State lawmakers chose a good way to start the new legislative session: passing a bill that substantially restructures state government.
The speed with which lawmakers passed the bill belies the fact that they have been debating it for at least a decade. Nonetheless, it stands as a major and necessary accomplishment.
Passed unanimously in the House and by a margin of 39-4 in the Senate, the bill creates a state Department of Administration that reports directly to the governor. The new agency will control human resources, information technology, state vehicles and state-owned buildings, among other things.
The bill also partially dismantles the state Budget and Control Board and divides its responsibilities, which have included running much of the executive branch of government. The board consists of the governor, the state treasurer, the comptroller general, the Senate Finance Committee chairman and the state House Ways and Means Committee chairman, and a board with exactly the same members – the new State Fiscal Accountability Authority – will continue to oversee purchasing and borrowing.

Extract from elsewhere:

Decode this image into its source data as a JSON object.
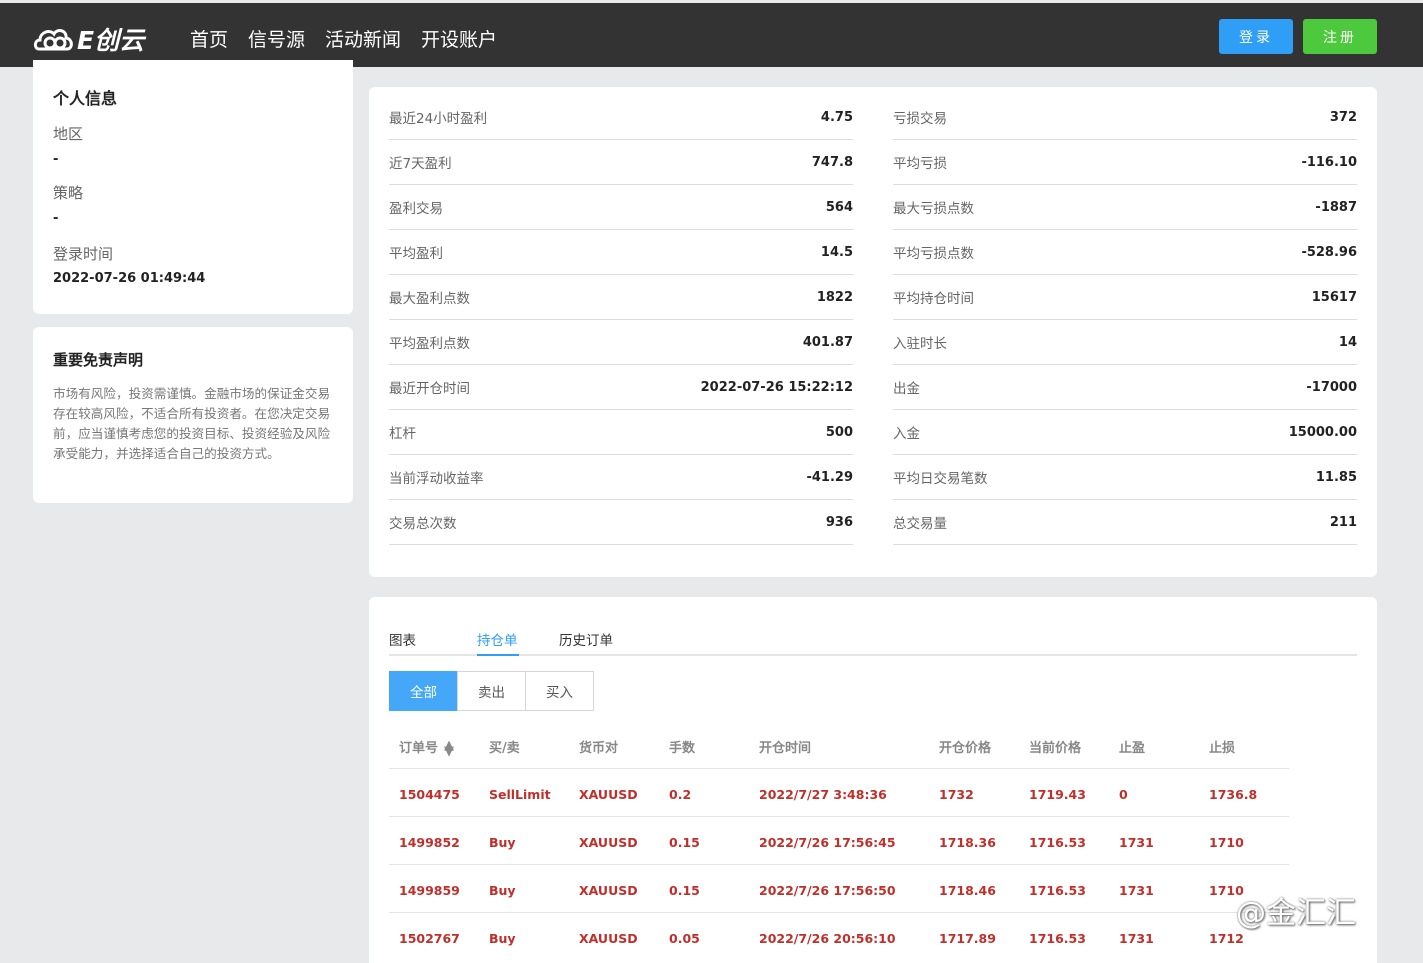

But the board no longer will have authority over day-to-day functions of state government. That responsibility now will fall largely to the Department of Administration, which answers to the governor.
Under the bill, the state Board of Economic Advisors would become an independent agency, forecasting revenues and evaluating the potential economic impact of new legislation. Also, state agencies would not be permitted to run deficits unless they first receive approval to do so by the Legislature.
Lawmakers also would be required to review every state agency and every program on a five-year rotating basis. That will be a lot of work for the Legislature, but it does help ensure better oversight and regular evaluation of agency programs.
This bill essentially remakes South Carolina’s government. It significantly dilutes the authority of the Legislature over executive decision-making and invests more power in the governor’s office – as most other states already do.
This is a big step. Lawmakers have been extremely reluctant to cede power to the governor.
But work remains. For example, the governor should have the authority to appoint state constitutional officers, such as the superintendent of education, who now are elected, as well as most boards and commissions. That would require approval by voters of constitutional amendments, but lawmakers need to vote to put those amendments on the ballot
Still, South Carolinians can rejoice that genuine reform of state government finally has been accomplished and that the governor will have the authority to act as a real chief executive and the voters can hold the governor accountable for the results.